It is a grave mistake for the Utah Legislature or any legislative body for that matter to rob religion of its free exercise in the name of protecting victims of child abuse or any other crimes against the state. This fundamental right is precisely why the free exercise clause of the First Amendment exist at all. Very little could be more important under the First Amendment than protecting the right of confessional confidentiality.
As legislators rush to rob religion of its God-given rights, which should be protected under the First Amendment, believing they are heroically rescuing victims, especially child abuse victims, they are in fact ignorantly doing just the opposite.
If the Utah Legislature requires clergy to violate the sanctity of the confessional by reporting information about child abuse crimes obtained in the confessional, all its doing is guaranteeing in the future that sinners/perpetrators will not confess their sins/crimes, cutting off any opportunity for the clergy to influence the sinner/perpetrator to self-report their crimes to government authorities as part of their repentance process required by some religions.
How does it help child abuse victims or the general welfare of society when the clergy are forced to violate the confidentiality of the confessional? Such a situation places clergy in the predicament of either refusing to report, accepting the pain of incarceration and/or fines. Or, out of fairness, leaving the clergy no choice but to preemptively warn repenting sinners their confession of abuse crimes require clergy reporting. What an absolute tragedy for all involved, especially victims of child abuse.
There is very little that could be worse for religion than forcing clergy to violate the sanctity of the confessional confidentiality. For at least one major religion the confessional is a sacrosanct saving sacrament to be protected even under the pain of clergy death. For others, the confessional is critical for full repentance necessary for exaltation. For many religions these are of the highest stakes not to be considered cavalierly.
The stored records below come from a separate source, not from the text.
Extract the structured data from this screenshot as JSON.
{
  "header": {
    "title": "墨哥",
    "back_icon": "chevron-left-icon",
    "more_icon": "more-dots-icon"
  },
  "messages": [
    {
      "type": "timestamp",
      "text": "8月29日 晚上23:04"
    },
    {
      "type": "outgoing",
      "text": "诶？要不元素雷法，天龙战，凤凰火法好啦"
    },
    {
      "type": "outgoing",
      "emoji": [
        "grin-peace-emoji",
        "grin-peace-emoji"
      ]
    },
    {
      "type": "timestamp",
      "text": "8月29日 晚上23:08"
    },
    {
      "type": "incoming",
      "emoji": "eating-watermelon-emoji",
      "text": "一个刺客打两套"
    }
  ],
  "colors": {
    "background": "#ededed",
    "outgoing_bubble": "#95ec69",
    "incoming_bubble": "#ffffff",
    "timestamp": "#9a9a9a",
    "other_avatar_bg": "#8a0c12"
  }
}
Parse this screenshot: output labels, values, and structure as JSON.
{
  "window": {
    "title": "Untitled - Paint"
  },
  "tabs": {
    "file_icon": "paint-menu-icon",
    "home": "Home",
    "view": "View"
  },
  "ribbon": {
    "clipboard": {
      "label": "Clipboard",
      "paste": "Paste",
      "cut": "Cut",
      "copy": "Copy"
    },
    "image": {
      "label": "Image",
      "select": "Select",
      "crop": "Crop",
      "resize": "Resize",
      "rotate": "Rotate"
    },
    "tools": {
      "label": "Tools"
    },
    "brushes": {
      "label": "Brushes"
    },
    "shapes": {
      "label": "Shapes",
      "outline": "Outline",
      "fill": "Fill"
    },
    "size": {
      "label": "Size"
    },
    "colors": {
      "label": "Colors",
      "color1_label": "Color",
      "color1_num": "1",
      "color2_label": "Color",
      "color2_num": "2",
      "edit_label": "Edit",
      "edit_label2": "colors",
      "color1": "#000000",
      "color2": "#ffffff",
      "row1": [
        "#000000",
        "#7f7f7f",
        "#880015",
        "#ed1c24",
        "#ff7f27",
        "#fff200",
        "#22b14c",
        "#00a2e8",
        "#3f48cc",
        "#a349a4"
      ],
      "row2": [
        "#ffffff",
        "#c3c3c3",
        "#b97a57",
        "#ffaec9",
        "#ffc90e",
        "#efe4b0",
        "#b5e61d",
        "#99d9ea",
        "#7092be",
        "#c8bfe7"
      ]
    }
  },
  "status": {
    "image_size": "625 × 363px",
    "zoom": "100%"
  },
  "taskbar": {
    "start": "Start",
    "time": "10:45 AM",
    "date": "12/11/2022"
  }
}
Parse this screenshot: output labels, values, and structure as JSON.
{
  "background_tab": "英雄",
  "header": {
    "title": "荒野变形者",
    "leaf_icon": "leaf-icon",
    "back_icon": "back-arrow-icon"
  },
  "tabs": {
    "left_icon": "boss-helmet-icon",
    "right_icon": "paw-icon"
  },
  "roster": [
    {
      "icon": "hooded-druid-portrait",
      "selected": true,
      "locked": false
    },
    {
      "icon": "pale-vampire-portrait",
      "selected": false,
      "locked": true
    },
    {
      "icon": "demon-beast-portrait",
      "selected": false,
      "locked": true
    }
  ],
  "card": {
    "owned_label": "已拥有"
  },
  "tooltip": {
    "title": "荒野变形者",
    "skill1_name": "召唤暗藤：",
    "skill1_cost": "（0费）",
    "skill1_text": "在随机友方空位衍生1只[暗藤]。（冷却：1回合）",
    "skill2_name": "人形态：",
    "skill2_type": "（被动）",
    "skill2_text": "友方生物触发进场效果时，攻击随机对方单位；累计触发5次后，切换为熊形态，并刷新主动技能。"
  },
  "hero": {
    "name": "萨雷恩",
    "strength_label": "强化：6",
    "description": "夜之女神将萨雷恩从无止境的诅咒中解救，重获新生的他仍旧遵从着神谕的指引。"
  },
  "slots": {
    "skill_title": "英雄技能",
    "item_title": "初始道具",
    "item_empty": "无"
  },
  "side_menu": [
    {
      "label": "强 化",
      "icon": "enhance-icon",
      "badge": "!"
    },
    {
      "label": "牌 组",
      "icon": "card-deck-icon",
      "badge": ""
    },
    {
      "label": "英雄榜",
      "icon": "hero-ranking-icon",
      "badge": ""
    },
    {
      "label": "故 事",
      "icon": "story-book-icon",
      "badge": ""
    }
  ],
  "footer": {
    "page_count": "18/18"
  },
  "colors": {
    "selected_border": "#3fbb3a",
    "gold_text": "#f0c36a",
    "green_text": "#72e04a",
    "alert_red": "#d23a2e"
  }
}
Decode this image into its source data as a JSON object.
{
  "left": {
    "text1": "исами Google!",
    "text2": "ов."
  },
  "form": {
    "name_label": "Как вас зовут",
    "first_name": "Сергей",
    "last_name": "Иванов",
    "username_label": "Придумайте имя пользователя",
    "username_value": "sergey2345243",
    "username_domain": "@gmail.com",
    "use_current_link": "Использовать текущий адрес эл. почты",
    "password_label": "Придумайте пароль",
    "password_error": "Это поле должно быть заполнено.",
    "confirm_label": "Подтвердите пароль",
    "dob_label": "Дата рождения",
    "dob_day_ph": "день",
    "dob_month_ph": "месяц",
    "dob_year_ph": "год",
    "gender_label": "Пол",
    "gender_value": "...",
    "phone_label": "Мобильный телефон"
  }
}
Victims, especially child abuse victims, are better off if sinners/perpetrators are able to confess their sins/crimes to clergy under confessional confidentiality. There is a greater chance under clergy influence that the sinner/perpetrator will not only self-report crimes, but child abuse victims will receive the necessary interventions sooner to rescue them from further harm and help them to more quickly recover from being violated.
Utah legislators should carefully consider before rushing to judgment whether they are actually helping or hurting child abuse victims by forcing clergy to report crimes they were made aware of during the confessional. From my many years of experience as a clergyman, receiving hundreds of confessions, I am more than convinced that religion’s God-given right to the protected confessional is better for all concerned, especially child abuse victims.
Stuart C. Reid, Ogden, is a former Army chaplain, LDS bishop and Utah state senator.